• Instructions to follow:
Keep only the lines of the data below that contain "this", and copy them.

[Items from an interface collection]
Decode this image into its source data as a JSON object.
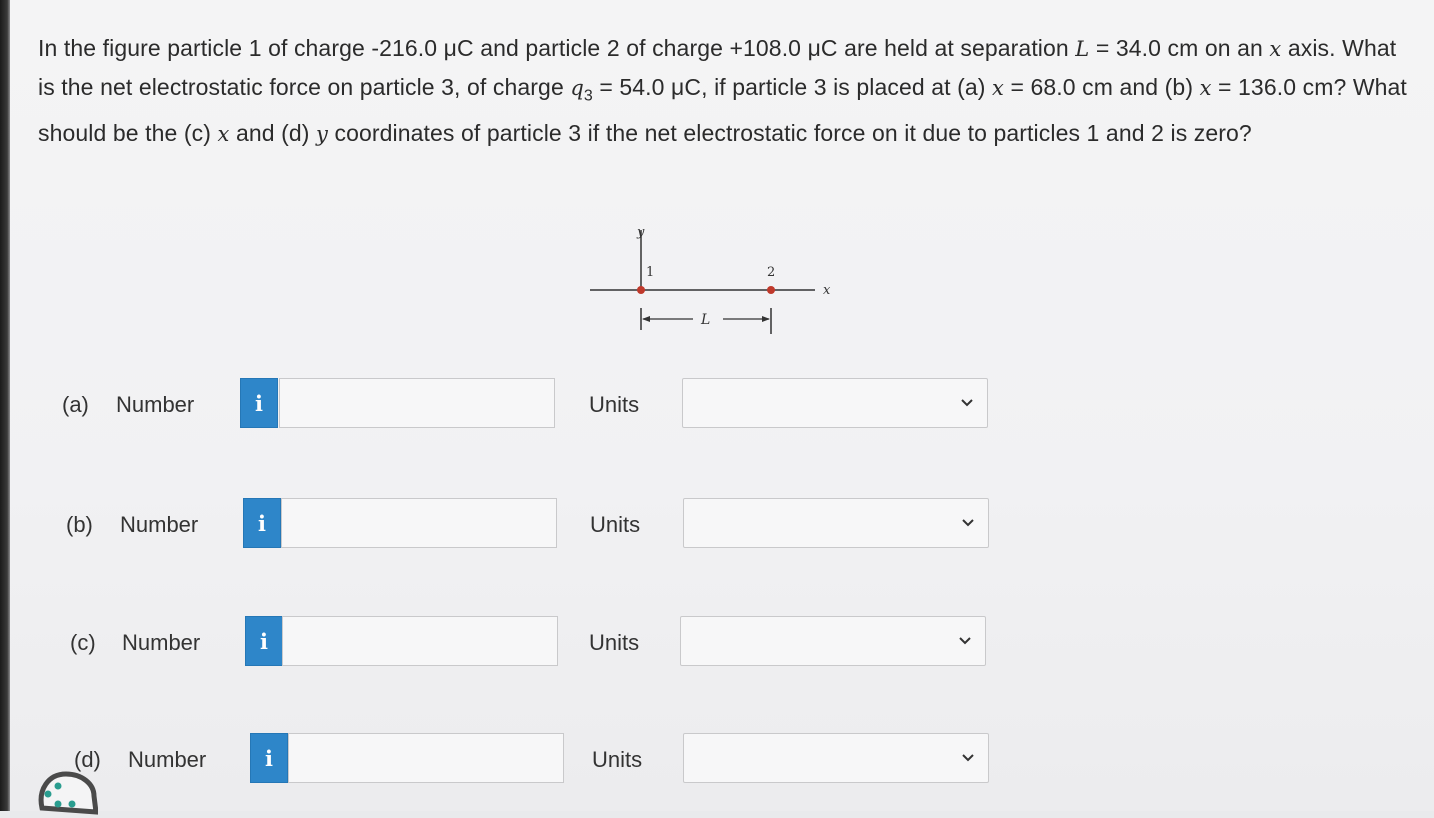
{
  "question": {
    "s1": "In the figure particle 1 of charge -216.0 μC and particle 2 of charge +108.0 μC are held at separation ",
    "L": "L",
    "s2": " = 34.0 cm on an ",
    "x1": "x",
    "s3": " axis. What is the net electrostatic force on particle 3, of charge ",
    "q3": "q",
    "q3sub": "3",
    "s4": " = 54.0 μC, if particle 3 is placed at (a) ",
    "x2": "x",
    "s5": " = 68.0 cm and (b) ",
    "x3": "x",
    "s6": " = 136.0 cm? What should be the (c) ",
    "x4": "x",
    "s7": " and (d) ",
    "y1": "y",
    "s8": " coordinates of particle 3 if the net electrostatic force on it due to particles 1 and 2 is zero?"
  },
  "figure": {
    "y_axis_label": "y",
    "x_axis_label": "x",
    "particle1_label": "1",
    "particle2_label": "2",
    "separation_label": "L",
    "particle1_color": "#c0392b",
    "particle2_color": "#c0392b"
  },
  "parts": [
    {
      "part": "(a)",
      "number_label": "Number",
      "info_icon": "i",
      "number_value": "",
      "units_label": "Units",
      "units_value": ""
    },
    {
      "part": "(b)",
      "number_label": "Number",
      "info_icon": "i",
      "number_value": "",
      "units_label": "Units",
      "units_value": ""
    },
    {
      "part": "(c)",
      "number_label": "Number",
      "info_icon": "i",
      "number_value": "",
      "units_label": "Units",
      "units_value": ""
    },
    {
      "part": "(d)",
      "number_label": "Number",
      "info_icon": "i",
      "number_value": "",
      "units_label": "Units",
      "units_value": ""
    }
  ],
  "colors": {
    "info_button": "#2e86c9",
    "text": "#2b2b2b"
  }
}
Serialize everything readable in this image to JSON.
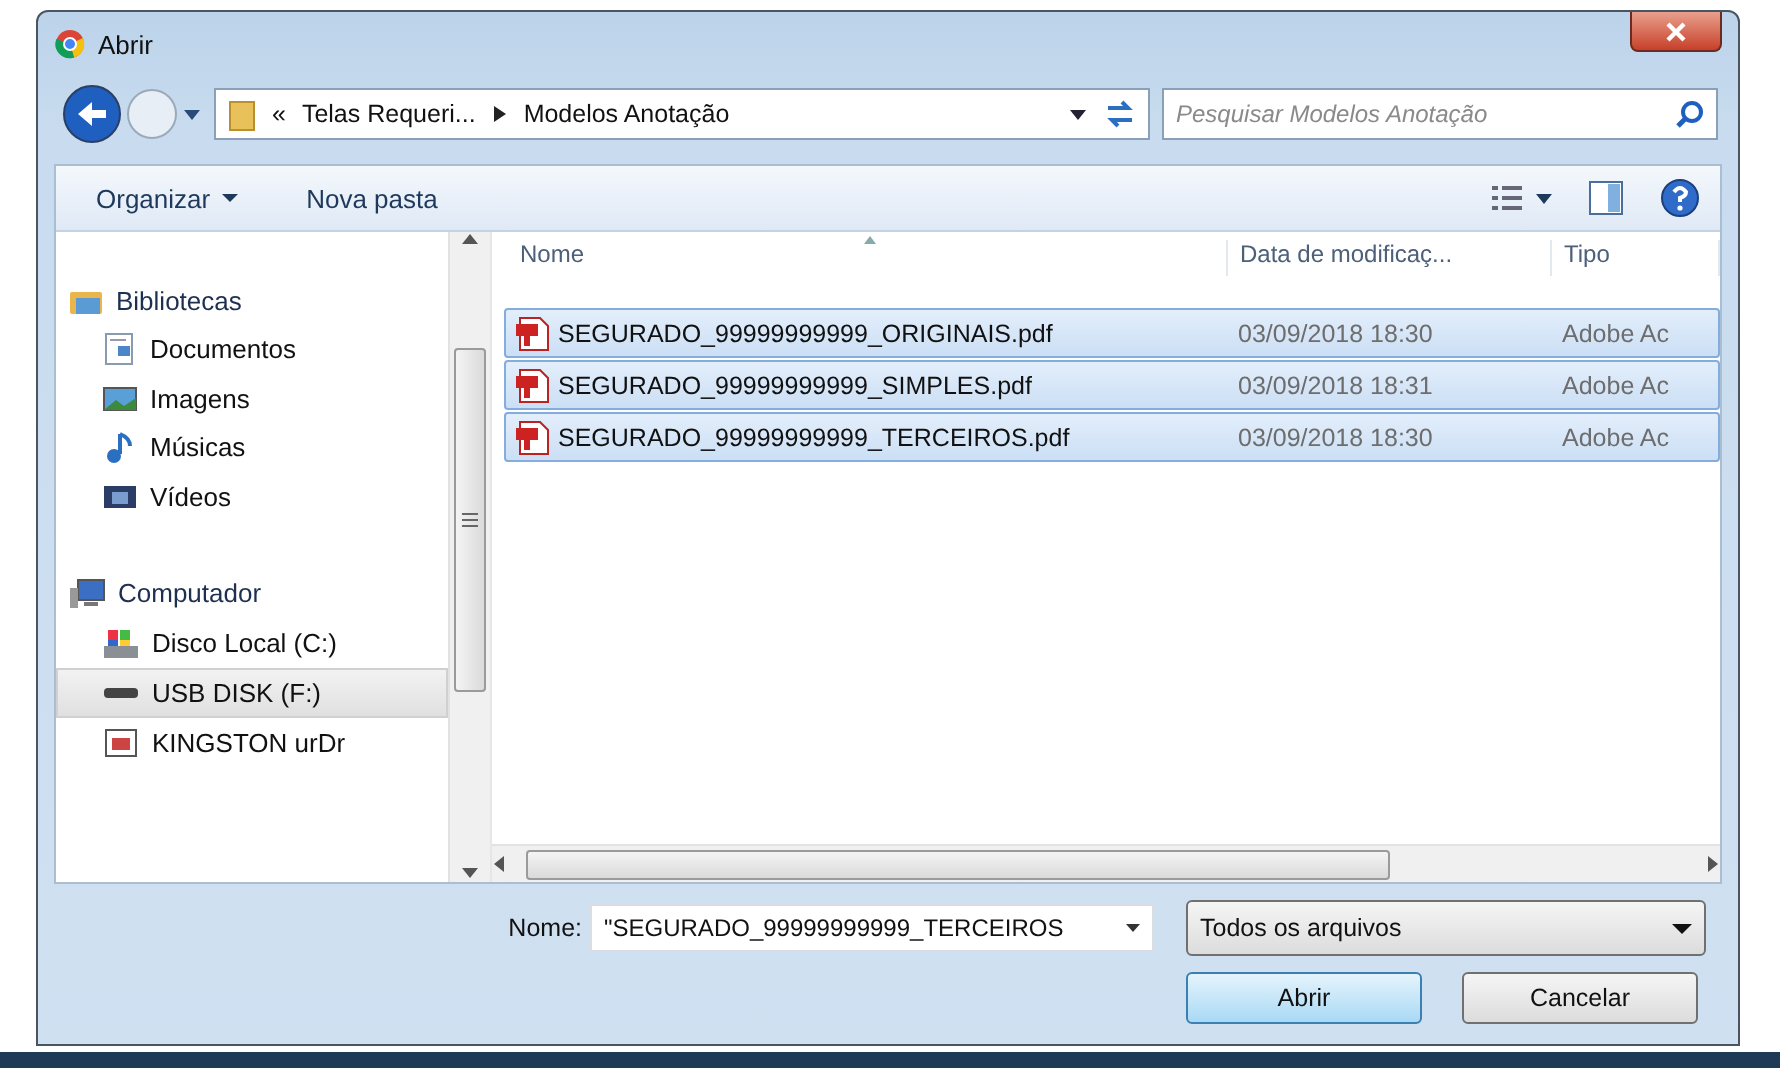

• Response to the exercise:
Decode this image into its source data as a JSON object.
Serialize everything readable in this image to JSON.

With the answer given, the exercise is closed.